*What needs to be done*:
Please return each entry that follows exactly as given, but without pictures.

*Data extract*:
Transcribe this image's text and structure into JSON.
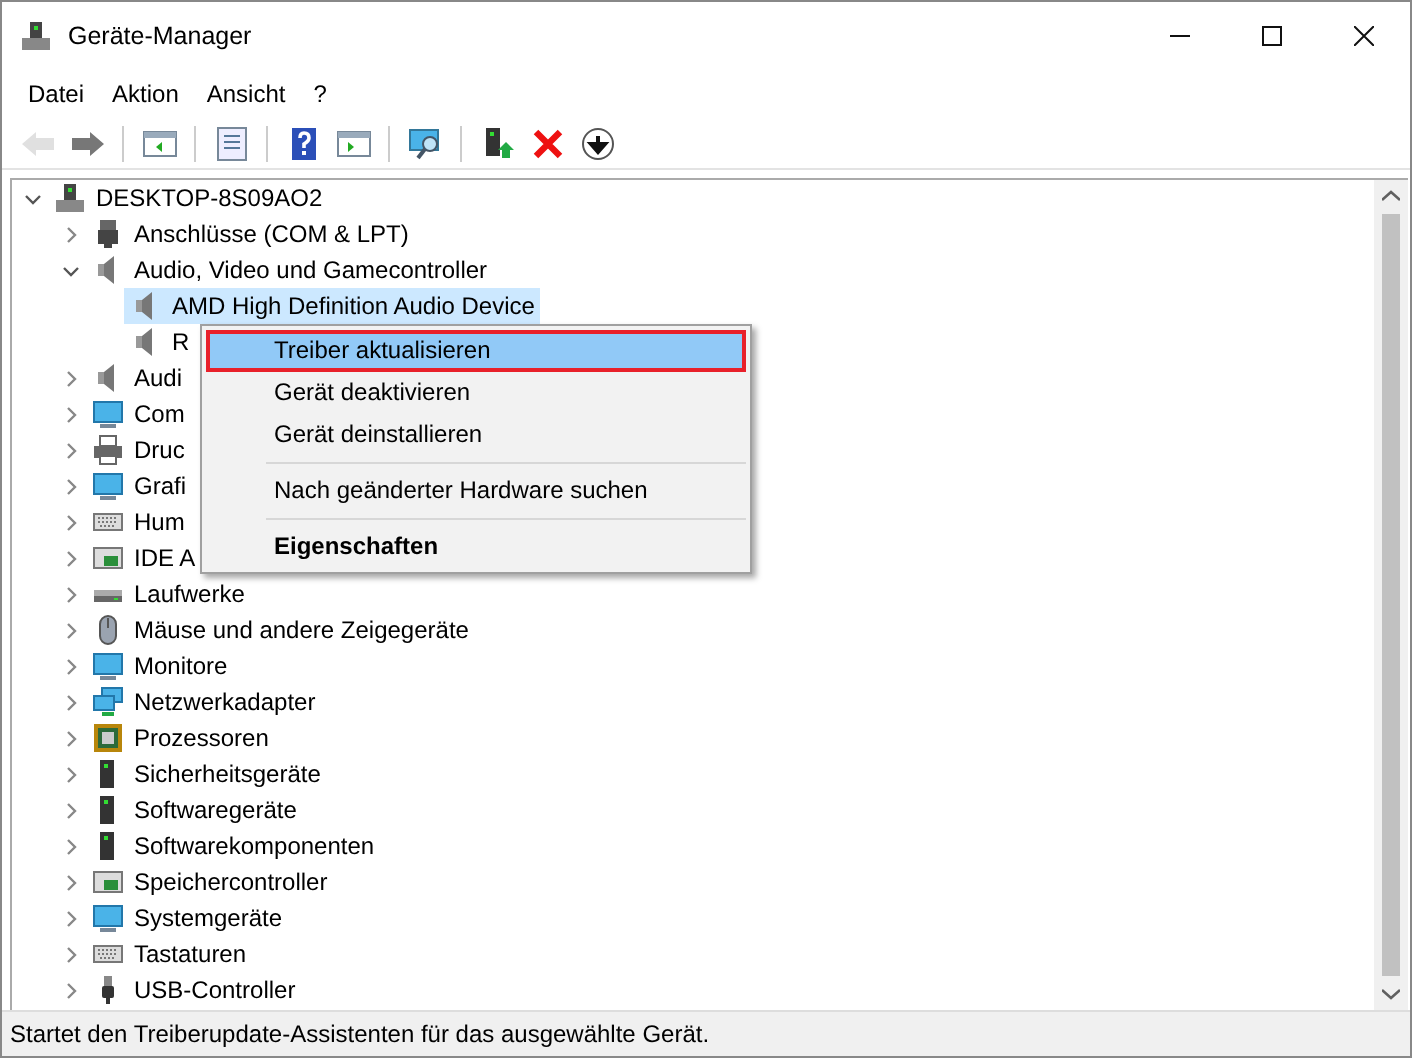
{
  "window": {
    "title": "Geräte-Manager"
  },
  "menu_bar": [
    "Datei",
    "Aktion",
    "Ansicht",
    "?"
  ],
  "toolbar": [
    {
      "kind": "back",
      "disabled": true
    },
    {
      "kind": "forward",
      "disabled": false
    },
    {
      "kind": "tree",
      "disabled": false
    },
    {
      "kind": "properties",
      "disabled": false
    },
    {
      "kind": "help",
      "disabled": false
    },
    {
      "kind": "pane",
      "disabled": false
    },
    {
      "kind": "scan",
      "disabled": false
    },
    {
      "kind": "update",
      "disabled": false
    },
    {
      "kind": "uninstall",
      "disabled": false
    },
    {
      "kind": "disable",
      "disabled": false
    }
  ],
  "tree": [
    {
      "label": "DESKTOP-8S09AO2",
      "expanded": true,
      "selected": false,
      "children": [
        {
          "label": "Anschlüsse (COM & LPT)",
          "expanded": false,
          "selected": false
        },
        {
          "label": "Audio, Video und Gamecontroller",
          "expanded": true,
          "selected": false,
          "children": [
            {
              "label": "AMD High Definition Audio Device",
              "selected": true
            },
            {
              "label": "R",
              "selected": false
            }
          ]
        },
        {
          "label": "Audi",
          "expanded": false,
          "selected": false
        },
        {
          "label": "Com",
          "expanded": false,
          "selected": false
        },
        {
          "label": "Druc",
          "expanded": false,
          "selected": false
        },
        {
          "label": "Grafi",
          "expanded": false,
          "selected": false
        },
        {
          "label": "Hum",
          "expanded": false,
          "selected": false
        },
        {
          "label": "IDE A",
          "expanded": false,
          "selected": false
        },
        {
          "label": "Laufwerke",
          "expanded": false,
          "selected": false
        },
        {
          "label": "Mäuse und andere Zeigegeräte",
          "expanded": false,
          "selected": false
        },
        {
          "label": "Monitore",
          "expanded": false,
          "selected": false
        },
        {
          "label": "Netzwerkadapter",
          "expanded": false,
          "selected": false
        },
        {
          "label": "Prozessoren",
          "expanded": false,
          "selected": false
        },
        {
          "label": "Sicherheitsgeräte",
          "expanded": false,
          "selected": false
        },
        {
          "label": "Softwaregeräte",
          "expanded": false,
          "selected": false
        },
        {
          "label": "Softwarekomponenten",
          "expanded": false,
          "selected": false
        },
        {
          "label": "Speichercontroller",
          "expanded": false,
          "selected": false
        },
        {
          "label": "Systemgeräte",
          "expanded": false,
          "selected": false
        },
        {
          "label": "Tastaturen",
          "expanded": false,
          "selected": false
        },
        {
          "label": "USB-Controller",
          "expanded": false,
          "selected": false
        }
      ]
    }
  ],
  "context_menu": [
    {
      "kind": "item",
      "label": "Treiber aktualisieren",
      "selected": true
    },
    {
      "kind": "item",
      "label": "Gerät deaktivieren",
      "selected": false
    },
    {
      "kind": "item",
      "label": "Gerät deinstallieren",
      "selected": false
    },
    {
      "kind": "separator"
    },
    {
      "kind": "item",
      "label": "Nach geänderter Hardware suchen",
      "selected": false
    },
    {
      "kind": "separator"
    },
    {
      "kind": "default",
      "label": "Eigenschaften",
      "selected": false
    }
  ],
  "status_bar": "Startet den Treiberupdate-Assistenten für das ausgewählte Gerät."
}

*Solution*:
Transcribe this image's text and structure into JSON.
{
  "window": {
    "title": "Geräte-Manager"
  },
  "menu_bar": [
    "Datei",
    "Aktion",
    "Ansicht",
    "?"
  ],
  "toolbar": [
    {
      "kind": "back",
      "disabled": true
    },
    {
      "kind": "forward",
      "disabled": false
    },
    {
      "kind": "tree",
      "disabled": false
    },
    {
      "kind": "properties",
      "disabled": false
    },
    {
      "kind": "help",
      "disabled": false
    },
    {
      "kind": "pane",
      "disabled": false
    },
    {
      "kind": "scan",
      "disabled": false
    },
    {
      "kind": "update",
      "disabled": false
    },
    {
      "kind": "uninstall",
      "disabled": false
    },
    {
      "kind": "disable",
      "disabled": false
    }
  ],
  "tree": [
    {
      "label": "DESKTOP-8S09AO2",
      "expanded": true,
      "selected": false,
      "children": [
        {
          "label": "Anschlüsse (COM & LPT)",
          "expanded": false,
          "selected": false
        },
        {
          "label": "Audio, Video und Gamecontroller",
          "expanded": true,
          "selected": false,
          "children": [
            {
              "label": "AMD High Definition Audio Device",
              "selected": true
            },
            {
              "label": "R",
              "selected": false
            }
          ]
        },
        {
          "label": "Audi",
          "expanded": false,
          "selected": false
        },
        {
          "label": "Com",
          "expanded": false,
          "selected": false
        },
        {
          "label": "Druc",
          "expanded": false,
          "selected": false
        },
        {
          "label": "Grafi",
          "expanded": false,
          "selected": false
        },
        {
          "label": "Hum",
          "expanded": false,
          "selected": false
        },
        {
          "label": "IDE A",
          "expanded": false,
          "selected": false
        },
        {
          "label": "Laufwerke",
          "expanded": false,
          "selected": false
        },
        {
          "label": "Mäuse und andere Zeigegeräte",
          "expanded": false,
          "selected": false
        },
        {
          "label": "Monitore",
          "expanded": false,
          "selected": false
        },
        {
          "label": "Netzwerkadapter",
          "expanded": false,
          "selected": false
        },
        {
          "label": "Prozessoren",
          "expanded": false,
          "selected": false
        },
        {
          "label": "Sicherheitsgeräte",
          "expanded": false,
          "selected": false
        },
        {
          "label": "Softwaregeräte",
          "expanded": false,
          "selected": false
        },
        {
          "label": "Softwarekomponenten",
          "expanded": false,
          "selected": false
        },
        {
          "label": "Speichercontroller",
          "expanded": false,
          "selected": false
        },
        {
          "label": "Systemgeräte",
          "expanded": false,
          "selected": false
        },
        {
          "label": "Tastaturen",
          "expanded": false,
          "selected": false
        },
        {
          "label": "USB-Controller",
          "expanded": false,
          "selected": false
        }
      ]
    }
  ],
  "context_menu": [
    {
      "kind": "item",
      "label": "Treiber aktualisieren",
      "selected": true
    },
    {
      "kind": "item",
      "label": "Gerät deaktivieren",
      "selected": false
    },
    {
      "kind": "item",
      "label": "Gerät deinstallieren",
      "selected": false
    },
    {
      "kind": "separator"
    },
    {
      "kind": "item",
      "label": "Nach geänderter Hardware suchen",
      "selected": false
    },
    {
      "kind": "separator"
    },
    {
      "kind": "default",
      "label": "Eigenschaften",
      "selected": false
    }
  ],
  "status_bar": "Startet den Treiberupdate-Assistenten für das ausgewählte Gerät."
}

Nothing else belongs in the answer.